The Patriot missiles would be the most advanced weapons the West will have provided to help Ukraine’s military repel Russian aerial attacks.

Ukrainian leaders have urgently called for more robust weapons to shoot down incoming Russian missiles that have crippled much of the country’s vital infrastructure.

On Tuesday, US officials said that Washington was poised to approve sending a Patriot missile battery to Ukraine. An official announcement is expected soon.

Concerns remain that, without proper training, the Patriot defence system could deploy missiles into Russian territory, risking a further escalation of the conflict.

White House and Pentagon leaders have said consistently that providing Ukraine with additional air defences is a priority, and Patriot missiles have been under consideration for some time.

Officials said that as the winter closed in and the Russian bombardment of civilian infrastructure escalated, that consideration took on increased priority.

AP Photo/File
Ukrainian leaders have been urgently requesting the delivery of US-made Patriot missiles.AP Photo/File

5. Hundreds of civilians were executed at the start of the war, says the UN

The UN High Commissioner for Human Rights has claimed that hundreds of civilians were executed in Ukraine during the first months of the war.

Presenting a report to the UN Human Rights Council on Thursday, Volker Türk said the executions were "probable war crimes". Russia has always denied allegations.

The report documented the killings of 441 people -- including 28 children -- in three Ukrainian regions from 24 February to 6 April.
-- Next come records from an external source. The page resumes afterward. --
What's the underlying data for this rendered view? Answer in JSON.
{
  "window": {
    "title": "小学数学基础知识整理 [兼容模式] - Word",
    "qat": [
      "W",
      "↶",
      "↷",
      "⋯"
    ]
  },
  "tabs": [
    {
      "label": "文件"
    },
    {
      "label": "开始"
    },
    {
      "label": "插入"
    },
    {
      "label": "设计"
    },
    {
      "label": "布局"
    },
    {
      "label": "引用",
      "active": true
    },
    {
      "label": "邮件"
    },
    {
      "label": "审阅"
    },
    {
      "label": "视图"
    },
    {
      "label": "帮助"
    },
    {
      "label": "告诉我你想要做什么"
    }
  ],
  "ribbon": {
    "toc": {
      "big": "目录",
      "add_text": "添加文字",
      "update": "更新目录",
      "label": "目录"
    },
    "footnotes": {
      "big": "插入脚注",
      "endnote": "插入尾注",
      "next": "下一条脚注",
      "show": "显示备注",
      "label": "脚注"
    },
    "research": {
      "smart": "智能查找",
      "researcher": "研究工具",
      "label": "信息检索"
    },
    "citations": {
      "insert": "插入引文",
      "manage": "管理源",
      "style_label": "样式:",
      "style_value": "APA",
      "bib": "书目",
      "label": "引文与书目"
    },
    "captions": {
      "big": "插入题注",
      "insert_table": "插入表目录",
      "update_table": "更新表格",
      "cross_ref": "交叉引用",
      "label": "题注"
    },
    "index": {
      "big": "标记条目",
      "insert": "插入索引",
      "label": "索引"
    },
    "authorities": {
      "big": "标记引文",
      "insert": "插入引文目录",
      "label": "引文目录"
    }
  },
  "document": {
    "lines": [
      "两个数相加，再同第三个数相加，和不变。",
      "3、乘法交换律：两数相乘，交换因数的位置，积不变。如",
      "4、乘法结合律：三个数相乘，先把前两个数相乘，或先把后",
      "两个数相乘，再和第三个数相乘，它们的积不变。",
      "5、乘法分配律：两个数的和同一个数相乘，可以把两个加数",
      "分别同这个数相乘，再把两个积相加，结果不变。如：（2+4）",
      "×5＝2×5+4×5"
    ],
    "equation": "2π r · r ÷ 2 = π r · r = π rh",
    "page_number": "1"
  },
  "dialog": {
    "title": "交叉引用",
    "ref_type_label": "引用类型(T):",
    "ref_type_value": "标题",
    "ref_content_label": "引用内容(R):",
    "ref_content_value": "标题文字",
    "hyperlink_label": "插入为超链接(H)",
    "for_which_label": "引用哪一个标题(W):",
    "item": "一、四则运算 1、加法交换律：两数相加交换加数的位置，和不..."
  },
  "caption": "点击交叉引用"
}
All the executions took place in 102 towns and villages in the Kyiv, Chernihiv and Sumy regions.

"The true figures are likely to be higher and we are working to verify an additional 198 killings in these regions," the High Commissioner said.

"We have strong indications that these documented summary executions may constitute a war crime; intentional killing," Türk added.

"In some cases, Russian soldiers executed civilians in improvised detention facilities. Others were killed on the spot after a security check, at the entrance or inside their homes or in courtyards, even when the victims raised their hands and posed no threat."

Men and boys account for 88% of the total victims, he added, "suggesting that they were targeted primarily because of their gender".

In addition, Russian armoured vehicles were found to have fired on buildings, killing civilians in their homes.

UN investigators previously accused Moscow of committing a "considerable number" of war crimes in four Ukrainian regions in the first weeks after the Russian invasion.

Türk said on Thursday that further strikes on Ukraine's infrastructure could lead to "further serious deterioration in the humanitarian situation and spark more displacement".

6. Ukraine offers bonuses to loyal staff at Zaporizhzhia nuclear plant

Ukraine's atomic energy agency Energoatom is to offer higher bonuses to the employees at the Zaporizhzhia nuclear power station who remain loyal to Kyiv.

Europe's largest nuclear facility has been occupied by Russian forces since February but is still operated by Ukrainian staff.

According to Energoatom, Russian forces have told workers that they would not be paid after December if they did not sign new contracts with Russia's nuclear energy company, Rosatom.

"These statements are another shameless lie," Energoatom said in a statement.

"Energoatom continues to guarantee the payment of wages and all compensations provided for in the collective agreement to employees," it added.

"In addition, from January 1, Energoatom is also increasing from 20% to 50% the bonus for Zaporizhzhia personnel who stay loyal to Ukraine."

Russian President Vladimir Putin issued a decree in October transferring the Zaporizhzhia plant from Energoatom to a subsidiary of Rosatom.

According to Kyiv, Russia has positioned 500 soldiers at the Zaporizhzhia plant. The six-reactor facility has not been producing electricity since September.

Earlier this month, Energoatom dismissed the new director of the power plant for "betraying Ukraine and siding with the enemy".

Both Ukraine and Russia have accused each other of shelling near the facility, prompting fears of a nuclear disaster.

The UN's International Atomic Energy Agency (IAEA) has repeatedly condemned the "unacceptable" missile strikes near the plant and hopes to establish a security zone by the end of 2022.